British educational software publishers are banding together to fight BBC's plans to "monopolise" digital broadcasting in schools.
They accuse the BBC of aiming to "dominate classrooms across the country by owning the process for creating and delivering the digital learning environment for children from 5 to 16 years old". If implemented, the BBC's Digital Curriculum will kill the UK educational software industry, they say.
They are co-ordinating opposition through a new lobby group, Choice for Schools. Backers include RM, the UK's biggest educational IT supplier, The Publishers Association, and Bthe ritish Education Suppliers Association (BESA).
Lewis Bronze, CEO of Espresso Education, Chairman of Choice for Schools and onetime editor of 'Blue Peter', the iconic BBC children's programme, said:
"The opportunity provided by broadband technology should allow a torrent of educational content to flow - instead, the BBC's current proposals will give us a desert. The BBC's current proposals for their free to air digital curriculum will massively curtail the choice available for schools. Using £170 million of the public's licence fees destroys a competitive market, deprives children and teachers of choice
and diversity, and kills off the UK educational software industry."

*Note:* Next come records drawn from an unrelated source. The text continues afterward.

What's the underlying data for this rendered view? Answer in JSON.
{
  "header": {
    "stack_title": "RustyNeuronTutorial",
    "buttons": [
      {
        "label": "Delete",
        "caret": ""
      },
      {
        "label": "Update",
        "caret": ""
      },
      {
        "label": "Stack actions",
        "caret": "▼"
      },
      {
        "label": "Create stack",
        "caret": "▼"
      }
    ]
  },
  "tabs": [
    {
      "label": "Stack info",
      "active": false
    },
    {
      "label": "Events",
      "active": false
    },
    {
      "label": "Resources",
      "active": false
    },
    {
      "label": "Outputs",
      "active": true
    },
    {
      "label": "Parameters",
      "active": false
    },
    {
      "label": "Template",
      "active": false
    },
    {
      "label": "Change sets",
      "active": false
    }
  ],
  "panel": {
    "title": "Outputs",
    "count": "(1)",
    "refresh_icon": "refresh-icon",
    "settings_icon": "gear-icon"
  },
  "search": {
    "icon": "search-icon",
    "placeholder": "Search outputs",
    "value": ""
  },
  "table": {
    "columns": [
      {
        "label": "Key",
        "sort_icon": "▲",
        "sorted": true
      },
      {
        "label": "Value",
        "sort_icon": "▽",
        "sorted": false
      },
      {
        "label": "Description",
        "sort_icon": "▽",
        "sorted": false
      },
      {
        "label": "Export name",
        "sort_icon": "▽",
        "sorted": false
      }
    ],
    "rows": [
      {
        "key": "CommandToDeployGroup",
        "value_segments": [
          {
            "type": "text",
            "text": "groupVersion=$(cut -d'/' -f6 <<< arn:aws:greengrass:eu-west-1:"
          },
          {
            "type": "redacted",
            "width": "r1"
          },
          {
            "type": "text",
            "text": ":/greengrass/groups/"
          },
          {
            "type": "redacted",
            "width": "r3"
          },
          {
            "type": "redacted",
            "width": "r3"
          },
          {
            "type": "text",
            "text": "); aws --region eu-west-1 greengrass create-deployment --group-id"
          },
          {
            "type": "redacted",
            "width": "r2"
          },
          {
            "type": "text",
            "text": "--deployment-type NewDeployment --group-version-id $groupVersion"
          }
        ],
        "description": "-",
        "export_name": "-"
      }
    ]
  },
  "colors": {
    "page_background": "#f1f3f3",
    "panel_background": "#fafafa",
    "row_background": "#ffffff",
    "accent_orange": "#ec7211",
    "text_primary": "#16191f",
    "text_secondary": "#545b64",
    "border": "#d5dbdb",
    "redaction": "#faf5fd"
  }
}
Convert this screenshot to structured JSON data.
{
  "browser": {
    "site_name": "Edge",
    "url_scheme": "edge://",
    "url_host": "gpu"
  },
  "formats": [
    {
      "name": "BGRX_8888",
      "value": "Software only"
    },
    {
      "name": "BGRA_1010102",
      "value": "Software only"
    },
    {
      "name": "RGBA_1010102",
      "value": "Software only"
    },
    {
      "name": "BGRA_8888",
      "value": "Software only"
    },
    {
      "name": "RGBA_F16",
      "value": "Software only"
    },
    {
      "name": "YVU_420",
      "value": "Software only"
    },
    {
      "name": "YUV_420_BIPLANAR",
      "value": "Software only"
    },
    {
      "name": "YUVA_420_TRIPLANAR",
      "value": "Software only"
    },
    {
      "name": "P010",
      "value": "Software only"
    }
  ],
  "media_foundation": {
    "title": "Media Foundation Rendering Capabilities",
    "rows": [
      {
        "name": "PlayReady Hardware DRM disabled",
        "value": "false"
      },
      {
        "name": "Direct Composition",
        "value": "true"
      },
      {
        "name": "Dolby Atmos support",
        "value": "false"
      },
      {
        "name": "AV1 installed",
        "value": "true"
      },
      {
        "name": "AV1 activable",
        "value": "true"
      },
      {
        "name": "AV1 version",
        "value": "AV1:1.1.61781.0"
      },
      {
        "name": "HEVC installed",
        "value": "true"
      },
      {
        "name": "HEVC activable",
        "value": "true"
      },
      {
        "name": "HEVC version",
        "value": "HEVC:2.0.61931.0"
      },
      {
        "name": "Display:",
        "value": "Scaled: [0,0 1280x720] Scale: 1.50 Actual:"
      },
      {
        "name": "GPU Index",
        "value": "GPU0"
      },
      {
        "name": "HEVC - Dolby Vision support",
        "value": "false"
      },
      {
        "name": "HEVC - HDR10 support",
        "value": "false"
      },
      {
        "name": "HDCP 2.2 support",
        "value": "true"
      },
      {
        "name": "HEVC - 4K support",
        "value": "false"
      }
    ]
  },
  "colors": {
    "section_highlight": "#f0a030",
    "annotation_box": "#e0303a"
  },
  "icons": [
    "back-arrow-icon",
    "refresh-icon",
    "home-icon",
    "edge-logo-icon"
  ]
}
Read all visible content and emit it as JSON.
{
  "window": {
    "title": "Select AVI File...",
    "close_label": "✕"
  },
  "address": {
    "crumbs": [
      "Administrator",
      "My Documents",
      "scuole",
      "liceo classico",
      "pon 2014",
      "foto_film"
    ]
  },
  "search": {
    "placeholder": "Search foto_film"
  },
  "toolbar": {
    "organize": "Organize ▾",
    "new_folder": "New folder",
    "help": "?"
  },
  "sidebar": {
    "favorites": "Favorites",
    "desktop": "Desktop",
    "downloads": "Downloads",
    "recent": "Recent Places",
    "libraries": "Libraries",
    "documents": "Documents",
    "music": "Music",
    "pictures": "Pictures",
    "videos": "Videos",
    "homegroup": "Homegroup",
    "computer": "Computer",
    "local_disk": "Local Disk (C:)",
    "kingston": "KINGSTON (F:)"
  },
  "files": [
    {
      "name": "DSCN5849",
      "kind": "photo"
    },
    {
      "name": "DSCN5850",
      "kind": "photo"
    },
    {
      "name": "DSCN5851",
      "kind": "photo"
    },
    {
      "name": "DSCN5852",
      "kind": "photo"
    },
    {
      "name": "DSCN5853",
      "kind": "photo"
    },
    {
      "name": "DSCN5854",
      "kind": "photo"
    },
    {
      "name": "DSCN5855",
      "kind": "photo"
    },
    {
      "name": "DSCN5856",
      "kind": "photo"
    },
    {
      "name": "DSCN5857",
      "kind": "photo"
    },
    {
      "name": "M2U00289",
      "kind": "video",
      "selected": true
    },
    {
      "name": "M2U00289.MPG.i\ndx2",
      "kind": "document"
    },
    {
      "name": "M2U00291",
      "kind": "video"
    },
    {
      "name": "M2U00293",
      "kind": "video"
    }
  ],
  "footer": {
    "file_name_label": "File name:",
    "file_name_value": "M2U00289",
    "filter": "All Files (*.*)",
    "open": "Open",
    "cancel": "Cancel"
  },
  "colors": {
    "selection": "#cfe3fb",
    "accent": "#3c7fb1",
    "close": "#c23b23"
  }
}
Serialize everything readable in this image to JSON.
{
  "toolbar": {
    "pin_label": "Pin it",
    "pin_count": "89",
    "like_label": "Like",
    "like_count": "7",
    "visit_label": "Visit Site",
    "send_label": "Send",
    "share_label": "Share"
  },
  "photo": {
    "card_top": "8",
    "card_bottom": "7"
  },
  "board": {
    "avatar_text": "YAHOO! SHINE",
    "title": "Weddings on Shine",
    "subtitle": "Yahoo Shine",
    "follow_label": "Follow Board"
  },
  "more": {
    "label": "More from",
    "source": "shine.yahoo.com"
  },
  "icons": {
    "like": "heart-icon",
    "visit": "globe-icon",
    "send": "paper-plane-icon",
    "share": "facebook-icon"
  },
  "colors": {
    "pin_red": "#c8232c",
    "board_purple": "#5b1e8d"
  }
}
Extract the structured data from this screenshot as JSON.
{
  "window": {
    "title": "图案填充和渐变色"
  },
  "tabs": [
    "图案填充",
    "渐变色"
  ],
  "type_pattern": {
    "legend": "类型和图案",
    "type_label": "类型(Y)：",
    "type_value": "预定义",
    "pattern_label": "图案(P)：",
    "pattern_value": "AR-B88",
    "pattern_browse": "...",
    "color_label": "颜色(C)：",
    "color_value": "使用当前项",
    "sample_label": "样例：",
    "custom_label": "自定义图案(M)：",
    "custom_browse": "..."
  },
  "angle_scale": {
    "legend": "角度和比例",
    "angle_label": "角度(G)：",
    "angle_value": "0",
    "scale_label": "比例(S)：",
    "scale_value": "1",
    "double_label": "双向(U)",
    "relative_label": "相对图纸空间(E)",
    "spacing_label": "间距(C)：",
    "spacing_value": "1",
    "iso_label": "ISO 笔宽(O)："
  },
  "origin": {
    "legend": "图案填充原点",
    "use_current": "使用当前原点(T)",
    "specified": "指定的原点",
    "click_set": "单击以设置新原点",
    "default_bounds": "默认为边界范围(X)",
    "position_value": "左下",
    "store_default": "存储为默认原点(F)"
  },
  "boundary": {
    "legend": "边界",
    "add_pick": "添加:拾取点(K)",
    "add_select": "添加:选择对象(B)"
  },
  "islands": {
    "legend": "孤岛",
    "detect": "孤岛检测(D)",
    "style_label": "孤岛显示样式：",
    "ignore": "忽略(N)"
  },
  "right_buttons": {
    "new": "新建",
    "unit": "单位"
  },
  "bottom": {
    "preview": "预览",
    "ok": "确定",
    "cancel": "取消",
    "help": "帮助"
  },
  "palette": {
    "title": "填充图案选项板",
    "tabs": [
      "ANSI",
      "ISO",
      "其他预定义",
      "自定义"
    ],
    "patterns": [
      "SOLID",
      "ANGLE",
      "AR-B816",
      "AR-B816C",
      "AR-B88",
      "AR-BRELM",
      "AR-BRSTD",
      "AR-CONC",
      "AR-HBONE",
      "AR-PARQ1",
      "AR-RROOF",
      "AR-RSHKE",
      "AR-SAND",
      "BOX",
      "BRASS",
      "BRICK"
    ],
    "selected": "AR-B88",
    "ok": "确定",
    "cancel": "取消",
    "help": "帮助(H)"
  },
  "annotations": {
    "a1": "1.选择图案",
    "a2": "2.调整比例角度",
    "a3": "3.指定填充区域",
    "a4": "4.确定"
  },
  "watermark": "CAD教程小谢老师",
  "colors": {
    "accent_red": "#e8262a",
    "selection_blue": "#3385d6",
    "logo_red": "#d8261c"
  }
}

Choice for Schools wants to educate the government of the "true implications of the BBC becoming the effective gatekeeper of digital learning resources". In other words it wants the BBC stopped. ®